Collection entries
○ ○ ○ ○ ○ ○ ○
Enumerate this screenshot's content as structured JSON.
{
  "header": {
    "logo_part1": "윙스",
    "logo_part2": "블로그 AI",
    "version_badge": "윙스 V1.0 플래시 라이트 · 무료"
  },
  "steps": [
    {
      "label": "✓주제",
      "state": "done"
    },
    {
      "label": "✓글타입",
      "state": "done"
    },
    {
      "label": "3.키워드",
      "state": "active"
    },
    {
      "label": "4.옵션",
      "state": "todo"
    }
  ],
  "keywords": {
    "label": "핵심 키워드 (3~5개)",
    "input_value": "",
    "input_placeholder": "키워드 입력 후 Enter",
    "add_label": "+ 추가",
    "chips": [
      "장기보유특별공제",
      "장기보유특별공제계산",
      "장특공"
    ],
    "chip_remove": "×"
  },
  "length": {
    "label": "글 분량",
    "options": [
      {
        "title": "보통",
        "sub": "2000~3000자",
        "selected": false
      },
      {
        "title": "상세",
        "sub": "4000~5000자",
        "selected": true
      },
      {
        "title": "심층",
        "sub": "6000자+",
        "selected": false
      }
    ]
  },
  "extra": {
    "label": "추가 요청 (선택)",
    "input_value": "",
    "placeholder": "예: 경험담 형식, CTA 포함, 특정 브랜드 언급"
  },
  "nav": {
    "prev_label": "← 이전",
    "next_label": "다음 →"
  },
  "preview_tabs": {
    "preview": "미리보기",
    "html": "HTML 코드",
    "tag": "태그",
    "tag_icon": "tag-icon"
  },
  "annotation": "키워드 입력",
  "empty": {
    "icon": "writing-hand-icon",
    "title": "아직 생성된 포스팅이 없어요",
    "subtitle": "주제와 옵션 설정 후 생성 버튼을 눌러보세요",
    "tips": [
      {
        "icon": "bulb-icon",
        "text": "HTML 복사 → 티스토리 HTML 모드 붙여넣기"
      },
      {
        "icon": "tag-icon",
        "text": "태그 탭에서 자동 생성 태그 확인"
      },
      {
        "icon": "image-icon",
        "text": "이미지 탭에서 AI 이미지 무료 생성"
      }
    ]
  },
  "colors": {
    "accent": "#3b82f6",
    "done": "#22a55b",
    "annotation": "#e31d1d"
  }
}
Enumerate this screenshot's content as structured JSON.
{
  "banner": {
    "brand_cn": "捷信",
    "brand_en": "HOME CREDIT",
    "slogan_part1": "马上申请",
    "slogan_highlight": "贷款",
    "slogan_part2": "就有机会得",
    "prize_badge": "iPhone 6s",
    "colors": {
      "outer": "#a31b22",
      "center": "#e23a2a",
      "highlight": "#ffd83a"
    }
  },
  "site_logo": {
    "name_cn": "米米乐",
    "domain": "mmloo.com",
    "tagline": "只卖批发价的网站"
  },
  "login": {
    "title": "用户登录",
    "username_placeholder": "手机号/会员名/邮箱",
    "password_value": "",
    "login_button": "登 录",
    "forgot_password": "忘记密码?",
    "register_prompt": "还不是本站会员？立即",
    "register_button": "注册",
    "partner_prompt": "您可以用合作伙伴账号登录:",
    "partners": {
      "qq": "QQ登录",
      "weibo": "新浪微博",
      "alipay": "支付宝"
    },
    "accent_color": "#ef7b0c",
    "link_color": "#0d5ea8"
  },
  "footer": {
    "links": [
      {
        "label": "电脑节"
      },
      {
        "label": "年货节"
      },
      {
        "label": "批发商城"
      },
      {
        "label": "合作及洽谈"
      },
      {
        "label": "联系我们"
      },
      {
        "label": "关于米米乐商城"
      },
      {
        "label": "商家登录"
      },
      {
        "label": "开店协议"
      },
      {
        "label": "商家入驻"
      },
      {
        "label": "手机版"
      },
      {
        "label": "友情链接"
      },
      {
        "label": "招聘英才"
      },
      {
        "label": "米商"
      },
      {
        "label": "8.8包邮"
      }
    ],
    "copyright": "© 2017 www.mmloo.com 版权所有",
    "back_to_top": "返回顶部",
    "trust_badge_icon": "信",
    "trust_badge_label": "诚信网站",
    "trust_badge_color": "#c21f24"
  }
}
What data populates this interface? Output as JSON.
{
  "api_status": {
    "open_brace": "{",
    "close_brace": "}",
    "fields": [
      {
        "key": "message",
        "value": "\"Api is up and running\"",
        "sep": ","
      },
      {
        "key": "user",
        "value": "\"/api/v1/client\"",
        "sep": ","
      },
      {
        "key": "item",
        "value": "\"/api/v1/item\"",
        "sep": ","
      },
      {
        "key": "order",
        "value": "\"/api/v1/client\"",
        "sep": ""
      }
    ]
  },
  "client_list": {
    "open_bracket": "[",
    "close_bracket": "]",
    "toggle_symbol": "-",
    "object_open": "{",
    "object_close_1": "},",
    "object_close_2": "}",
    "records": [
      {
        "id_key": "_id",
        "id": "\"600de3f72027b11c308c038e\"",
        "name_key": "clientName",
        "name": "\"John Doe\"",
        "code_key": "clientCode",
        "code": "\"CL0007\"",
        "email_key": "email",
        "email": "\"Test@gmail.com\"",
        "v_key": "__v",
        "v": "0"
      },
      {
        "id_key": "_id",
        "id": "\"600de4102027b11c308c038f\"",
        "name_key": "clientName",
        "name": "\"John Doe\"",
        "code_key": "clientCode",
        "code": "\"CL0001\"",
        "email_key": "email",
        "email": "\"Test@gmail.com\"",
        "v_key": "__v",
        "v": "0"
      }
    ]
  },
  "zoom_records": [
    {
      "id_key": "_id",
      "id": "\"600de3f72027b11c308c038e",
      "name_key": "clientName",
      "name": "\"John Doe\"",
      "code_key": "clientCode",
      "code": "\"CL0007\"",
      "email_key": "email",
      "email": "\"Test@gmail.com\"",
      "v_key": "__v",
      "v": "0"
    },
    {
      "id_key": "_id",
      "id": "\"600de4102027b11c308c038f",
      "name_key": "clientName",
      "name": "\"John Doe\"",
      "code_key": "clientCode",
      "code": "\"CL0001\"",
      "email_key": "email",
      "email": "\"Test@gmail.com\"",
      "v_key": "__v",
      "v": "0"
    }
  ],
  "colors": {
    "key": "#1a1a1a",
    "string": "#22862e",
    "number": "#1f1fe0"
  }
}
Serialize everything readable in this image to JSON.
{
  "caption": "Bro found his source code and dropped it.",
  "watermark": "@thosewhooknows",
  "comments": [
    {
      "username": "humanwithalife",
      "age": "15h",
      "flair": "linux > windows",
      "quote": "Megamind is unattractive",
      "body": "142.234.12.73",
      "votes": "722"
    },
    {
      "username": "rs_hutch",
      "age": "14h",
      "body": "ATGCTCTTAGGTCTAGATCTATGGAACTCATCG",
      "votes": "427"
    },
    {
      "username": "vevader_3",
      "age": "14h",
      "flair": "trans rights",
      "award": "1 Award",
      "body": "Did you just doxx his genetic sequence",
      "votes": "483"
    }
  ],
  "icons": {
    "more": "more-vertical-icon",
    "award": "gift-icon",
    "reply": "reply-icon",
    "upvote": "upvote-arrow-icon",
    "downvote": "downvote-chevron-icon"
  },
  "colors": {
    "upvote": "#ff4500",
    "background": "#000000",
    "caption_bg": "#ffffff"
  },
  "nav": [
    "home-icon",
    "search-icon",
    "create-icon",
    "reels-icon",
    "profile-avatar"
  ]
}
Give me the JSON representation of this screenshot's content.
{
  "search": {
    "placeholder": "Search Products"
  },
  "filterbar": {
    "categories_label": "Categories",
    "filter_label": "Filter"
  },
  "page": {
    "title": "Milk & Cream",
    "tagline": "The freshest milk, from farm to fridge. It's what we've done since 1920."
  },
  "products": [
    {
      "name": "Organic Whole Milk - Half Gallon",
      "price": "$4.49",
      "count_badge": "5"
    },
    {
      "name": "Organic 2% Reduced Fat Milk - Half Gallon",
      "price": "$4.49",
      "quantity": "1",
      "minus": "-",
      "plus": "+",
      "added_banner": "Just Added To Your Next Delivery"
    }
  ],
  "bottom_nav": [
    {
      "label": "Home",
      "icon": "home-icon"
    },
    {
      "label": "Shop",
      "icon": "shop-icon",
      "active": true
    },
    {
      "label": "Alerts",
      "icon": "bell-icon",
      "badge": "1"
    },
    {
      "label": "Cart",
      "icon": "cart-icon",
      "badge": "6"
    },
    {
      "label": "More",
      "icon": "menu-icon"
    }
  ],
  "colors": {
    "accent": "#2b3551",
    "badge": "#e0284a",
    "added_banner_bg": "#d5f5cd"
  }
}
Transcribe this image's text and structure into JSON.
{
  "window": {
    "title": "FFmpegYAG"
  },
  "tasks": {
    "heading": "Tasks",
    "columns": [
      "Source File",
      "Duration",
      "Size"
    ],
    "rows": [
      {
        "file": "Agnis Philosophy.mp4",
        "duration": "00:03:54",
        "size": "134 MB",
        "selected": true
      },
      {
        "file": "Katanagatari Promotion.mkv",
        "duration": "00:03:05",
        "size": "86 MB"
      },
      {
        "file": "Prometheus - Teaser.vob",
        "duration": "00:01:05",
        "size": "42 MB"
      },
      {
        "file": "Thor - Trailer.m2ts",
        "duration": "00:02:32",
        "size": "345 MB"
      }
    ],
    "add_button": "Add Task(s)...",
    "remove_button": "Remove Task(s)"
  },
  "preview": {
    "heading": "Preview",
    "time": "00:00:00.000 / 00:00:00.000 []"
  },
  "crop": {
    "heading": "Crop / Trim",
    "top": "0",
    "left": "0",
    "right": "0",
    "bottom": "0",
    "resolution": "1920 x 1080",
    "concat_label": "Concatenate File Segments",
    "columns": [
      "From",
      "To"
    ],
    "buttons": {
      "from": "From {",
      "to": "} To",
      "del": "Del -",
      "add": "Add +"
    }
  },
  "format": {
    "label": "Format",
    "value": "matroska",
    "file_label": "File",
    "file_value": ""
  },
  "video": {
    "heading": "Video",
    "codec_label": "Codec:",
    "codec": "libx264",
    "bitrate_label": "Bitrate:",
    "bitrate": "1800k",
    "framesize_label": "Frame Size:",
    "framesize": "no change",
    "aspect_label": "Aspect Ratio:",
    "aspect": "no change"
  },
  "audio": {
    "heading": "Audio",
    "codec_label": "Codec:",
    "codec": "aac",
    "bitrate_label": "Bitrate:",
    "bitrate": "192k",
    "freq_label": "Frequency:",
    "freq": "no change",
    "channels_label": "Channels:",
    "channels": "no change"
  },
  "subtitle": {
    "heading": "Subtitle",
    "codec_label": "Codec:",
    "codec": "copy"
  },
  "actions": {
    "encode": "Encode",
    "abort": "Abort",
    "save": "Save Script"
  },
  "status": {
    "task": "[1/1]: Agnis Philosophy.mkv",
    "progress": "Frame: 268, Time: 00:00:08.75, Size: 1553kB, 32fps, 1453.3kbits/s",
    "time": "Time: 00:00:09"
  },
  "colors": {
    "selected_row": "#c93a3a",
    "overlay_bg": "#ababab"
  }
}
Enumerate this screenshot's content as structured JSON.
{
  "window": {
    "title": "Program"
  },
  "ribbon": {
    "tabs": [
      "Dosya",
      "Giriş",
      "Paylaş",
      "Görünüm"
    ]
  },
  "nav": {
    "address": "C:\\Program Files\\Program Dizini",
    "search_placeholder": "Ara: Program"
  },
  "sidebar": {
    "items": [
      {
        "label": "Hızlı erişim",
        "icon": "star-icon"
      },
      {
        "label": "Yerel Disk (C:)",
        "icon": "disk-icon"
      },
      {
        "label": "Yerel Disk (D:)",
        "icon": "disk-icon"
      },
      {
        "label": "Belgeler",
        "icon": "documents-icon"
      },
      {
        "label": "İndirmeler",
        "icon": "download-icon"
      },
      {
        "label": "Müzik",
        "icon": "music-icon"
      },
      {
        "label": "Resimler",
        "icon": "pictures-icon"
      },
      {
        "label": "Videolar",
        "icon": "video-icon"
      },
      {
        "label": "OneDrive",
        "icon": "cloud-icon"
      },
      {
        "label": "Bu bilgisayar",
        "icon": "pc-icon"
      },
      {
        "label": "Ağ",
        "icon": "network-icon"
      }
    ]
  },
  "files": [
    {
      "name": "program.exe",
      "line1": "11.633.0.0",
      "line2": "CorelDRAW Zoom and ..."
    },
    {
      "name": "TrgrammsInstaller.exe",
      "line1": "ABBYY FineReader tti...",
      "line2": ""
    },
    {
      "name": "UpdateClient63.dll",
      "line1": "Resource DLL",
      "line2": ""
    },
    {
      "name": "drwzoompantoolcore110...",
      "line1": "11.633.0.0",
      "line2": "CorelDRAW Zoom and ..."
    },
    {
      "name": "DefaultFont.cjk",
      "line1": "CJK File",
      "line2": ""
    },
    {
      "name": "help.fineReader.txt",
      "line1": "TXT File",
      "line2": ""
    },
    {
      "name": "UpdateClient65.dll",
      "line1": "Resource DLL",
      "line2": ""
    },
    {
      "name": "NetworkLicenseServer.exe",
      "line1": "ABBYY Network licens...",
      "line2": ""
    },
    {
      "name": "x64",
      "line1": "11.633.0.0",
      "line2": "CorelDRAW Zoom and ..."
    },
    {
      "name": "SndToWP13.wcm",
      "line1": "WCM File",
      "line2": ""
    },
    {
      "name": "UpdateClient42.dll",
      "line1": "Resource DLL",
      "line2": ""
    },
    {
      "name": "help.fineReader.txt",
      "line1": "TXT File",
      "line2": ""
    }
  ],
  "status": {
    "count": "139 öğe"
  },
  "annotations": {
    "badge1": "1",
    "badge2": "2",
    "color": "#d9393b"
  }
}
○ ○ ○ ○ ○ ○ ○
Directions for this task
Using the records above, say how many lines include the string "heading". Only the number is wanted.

Result of this exercise
6